Kari named it Thistlewood Farms. "When we got here, there were tons of thistles growing up around the front of the house. I added that to our last name It really is a tribute to my husband who spent a ton of time clearing all the thistles away.”
Kari then took her own unique ability to find extraordinary styling in ordinary things and applied it to the home. "This was truly our country farmhouse, and I wanted everything to reflect that. There is so much texture in our home. I use grain sacks, burlap, things like that. It's shabby chic with clean lines and neutral colors." Their dream had come true. The Wood family's new life had begun just the way they'd imagined it. Or had it?
The Dream of Many
In December of 2011, Kari decided to start a blog. She wanted to share the story of her journey and what she'd been doing in her country home. Little did she know that the blog would take her on another exciting adventure. "We'd put so much time and effort into the house, and I wanted to be part of a community of others who did similar projects." What she didn't count on was the power of social media and upcoming dominance of Pinterest.
Almost immediately and unexpectedly, Kari's blog posts spread virally through Pinterest and Facebook. "It really was amazing!" says Kari with a big smile. "The followers just continued to grow, and in less than ten months, I was getting about 12,000 views per post! I had one post, for example, about putting shutters up on an interior wall. It got pinned about 60,000 times on Pinterest."
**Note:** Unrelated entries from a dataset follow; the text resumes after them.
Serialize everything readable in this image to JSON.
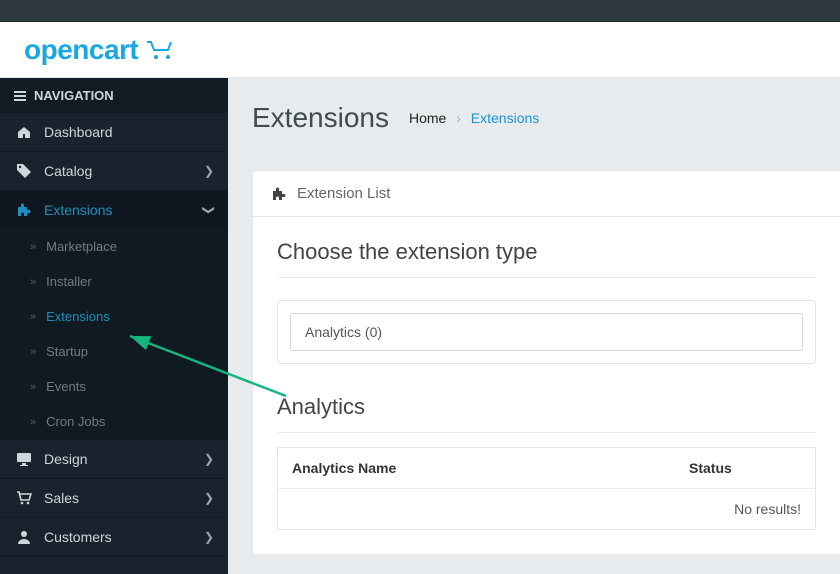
{
  "brand": "opencart",
  "sidebar": {
    "title": "NAVIGATION",
    "items": {
      "dashboard": "Dashboard",
      "catalog": "Catalog",
      "extensions": "Extensions",
      "design": "Design",
      "sales": "Sales",
      "customers": "Customers"
    },
    "extensions_submenu": {
      "marketplace": "Marketplace",
      "installer": "Installer",
      "extensions": "Extensions",
      "startup": "Startup",
      "events": "Events",
      "cronjobs": "Cron Jobs"
    }
  },
  "page": {
    "title": "Extensions",
    "breadcrumb": {
      "home": "Home",
      "current": "Extensions"
    }
  },
  "panel": {
    "heading": "Extension List",
    "choose": "Choose the extension type",
    "select_value": "Analytics (0)",
    "section_title": "Analytics",
    "columns": {
      "name": "Analytics Name",
      "status": "Status"
    },
    "no_results": "No results!"
  }
}
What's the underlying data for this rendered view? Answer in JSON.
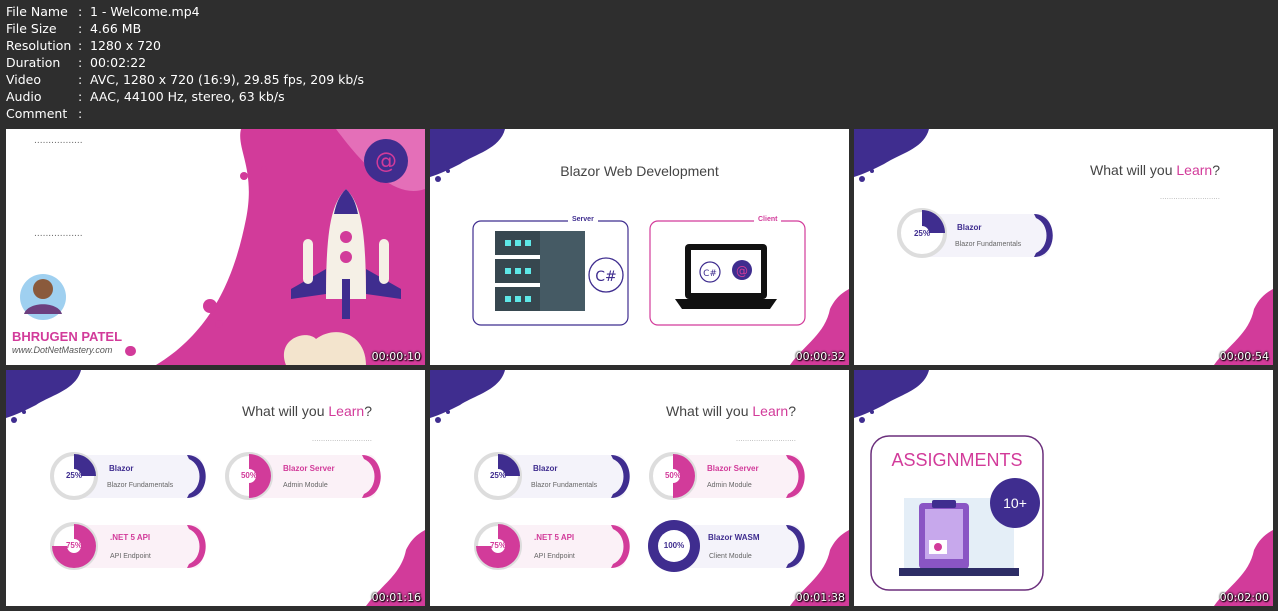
{
  "info": {
    "rows": [
      {
        "key": "File Name",
        "value": "1 - Welcome.mp4"
      },
      {
        "key": "File Size",
        "value": "4.66 MB"
      },
      {
        "key": "Resolution",
        "value": "1280 x 720"
      },
      {
        "key": "Duration",
        "value": "00:02:22"
      },
      {
        "key": "Video",
        "value": "AVC, 1280 x 720 (16:9), 29.85 fps, 209 kb/s"
      },
      {
        "key": "Audio",
        "value": "AAC, 44100 Hz, stereo, 63 kb/s"
      },
      {
        "key": "Comment",
        "value": ""
      }
    ],
    "separator": ":"
  },
  "thumbs": [
    {
      "timestamp": "00:00:10",
      "presenter_name": "BHRUGEN PATEL",
      "presenter_site": "www.DotNetMastery.com"
    },
    {
      "timestamp": "00:00:32",
      "title": "Blazor Web Development",
      "server_label": "Server",
      "client_label": "Client",
      "csharp": "C#"
    },
    {
      "timestamp": "00:00:54",
      "title_plain": "What will you ",
      "title_accent": "Learn",
      "title_end": "?",
      "cards": [
        {
          "pct": "25%",
          "name": "Blazor",
          "sub": "Blazor Fundamentals"
        }
      ]
    },
    {
      "timestamp": "00:01:16",
      "title_plain": "What will you ",
      "title_accent": "Learn",
      "title_end": "?",
      "cards": [
        {
          "pct": "25%",
          "name": "Blazor",
          "sub": "Blazor Fundamentals"
        },
        {
          "pct": "50%",
          "name": "Blazor Server",
          "sub": "Admin Module"
        },
        {
          "pct": "75%",
          "name": ".NET 5 API",
          "sub": "API Endpoint"
        }
      ]
    },
    {
      "timestamp": "00:01:38",
      "title_plain": "What will you ",
      "title_accent": "Learn",
      "title_end": "?",
      "cards": [
        {
          "pct": "25%",
          "name": "Blazor",
          "sub": "Blazor Fundamentals"
        },
        {
          "pct": "50%",
          "name": "Blazor Server",
          "sub": "Admin Module"
        },
        {
          "pct": "75%",
          "name": ".NET 5 API",
          "sub": "API Endpoint"
        },
        {
          "pct": "100%",
          "name": "Blazor WASM",
          "sub": "Client Module"
        }
      ]
    },
    {
      "timestamp": "00:02:00",
      "heading": "ASSIGNMENTS",
      "count": "10+"
    }
  ],
  "colors": {
    "purple": "#3f2d8f",
    "pink": "#d23b9a",
    "bg": "#2e2e2e"
  }
}
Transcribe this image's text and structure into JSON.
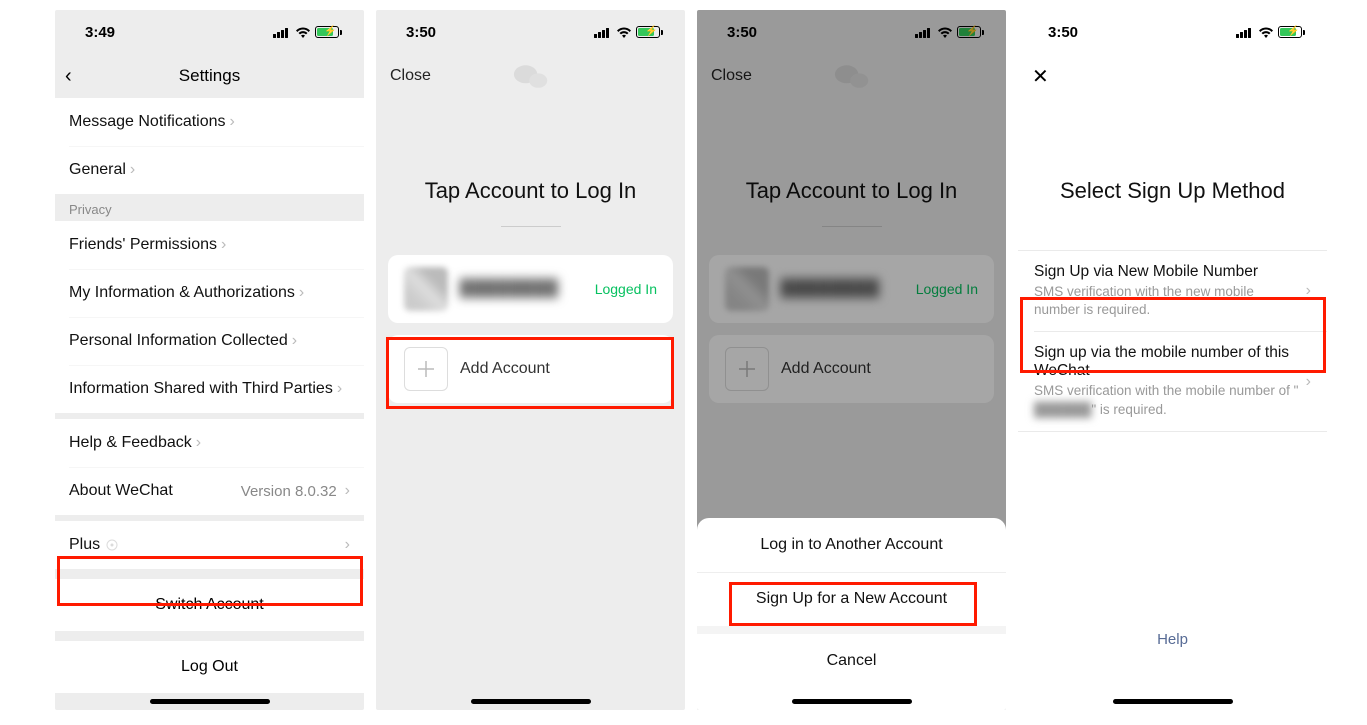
{
  "status": {
    "t1": "3:49",
    "t2": "3:50",
    "t3": "3:50",
    "t4": "3:50"
  },
  "s1": {
    "navTitle": "Settings",
    "items": {
      "msgNotif": "Message Notifications",
      "general": "General",
      "privacyHdr": "Privacy",
      "friendsPerm": "Friends' Permissions",
      "myInfo": "My Information & Authorizations",
      "personalInfo": "Personal Information Collected",
      "thirdParties": "Information Shared with Third Parties",
      "helpFb": "Help & Feedback",
      "about": "About WeChat",
      "aboutVer": "Version 8.0.32",
      "plus": "Plus",
      "switchAcct": "Switch Account",
      "logOut": "Log Out"
    }
  },
  "s2": {
    "close": "Close",
    "title": "Tap Account to Log In",
    "acctNameMasked": "████████",
    "logged": "Logged In",
    "addAcct": "Add Account"
  },
  "s3": {
    "close": "Close",
    "title": "Tap Account to Log In",
    "acctNameMasked": "████████",
    "logged": "Logged In",
    "addAcct": "Add Account",
    "sheetLogin": "Log in to Another Account",
    "sheetSignup": "Sign Up for a New Account",
    "sheetCancel": "Cancel"
  },
  "s4": {
    "title": "Select Sign Up Method",
    "opt1h": "Sign Up via New Mobile Number",
    "opt1s": "SMS verification with the new mobile number is required.",
    "opt2h": "Sign up via the mobile number of this WeChat",
    "opt2s_a": "SMS verification with the mobile number of \"",
    "opt2s_mask": "██████",
    "opt2s_b": "\" is required.",
    "help": "Help"
  }
}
The rapid growth of the blog led Kari in a direction she'd never imagined for herself in her country farmhouse. She was becoming a career blogger. "It has come from a fun way to share projects to a career. It's an amazing and exciting world full of opportunities." Kari has even worked some as a public speaker, discussing blog development. "If you'd have told me last year this would have been a business, I wouldn't have believed it."
But Kari believes the popularity of the blog goes much deeper than just sharing fun projects to do around the home. "Rural America is shrinking, and the country life is almost like a dream for many. This blog has become a way for many to live vicariously through someone who lives in the country. Many long for it, and they find it here. This creates a feeling that you are part of my journey.
"It has been five years since that first jump, and our family continues to grow and thrive. The move has had its challenges and blessings. Sometimes I miss the hustle and bustle. I miss the convenience of a drive-thru Diet Coke. Sometimes it’s a little hard when everyone knows your name (and all your business). Truthfully, sometimes I miss the busy. And then I walk outside on a crisp, clear, April night…. take a deep breath… and I see the stars."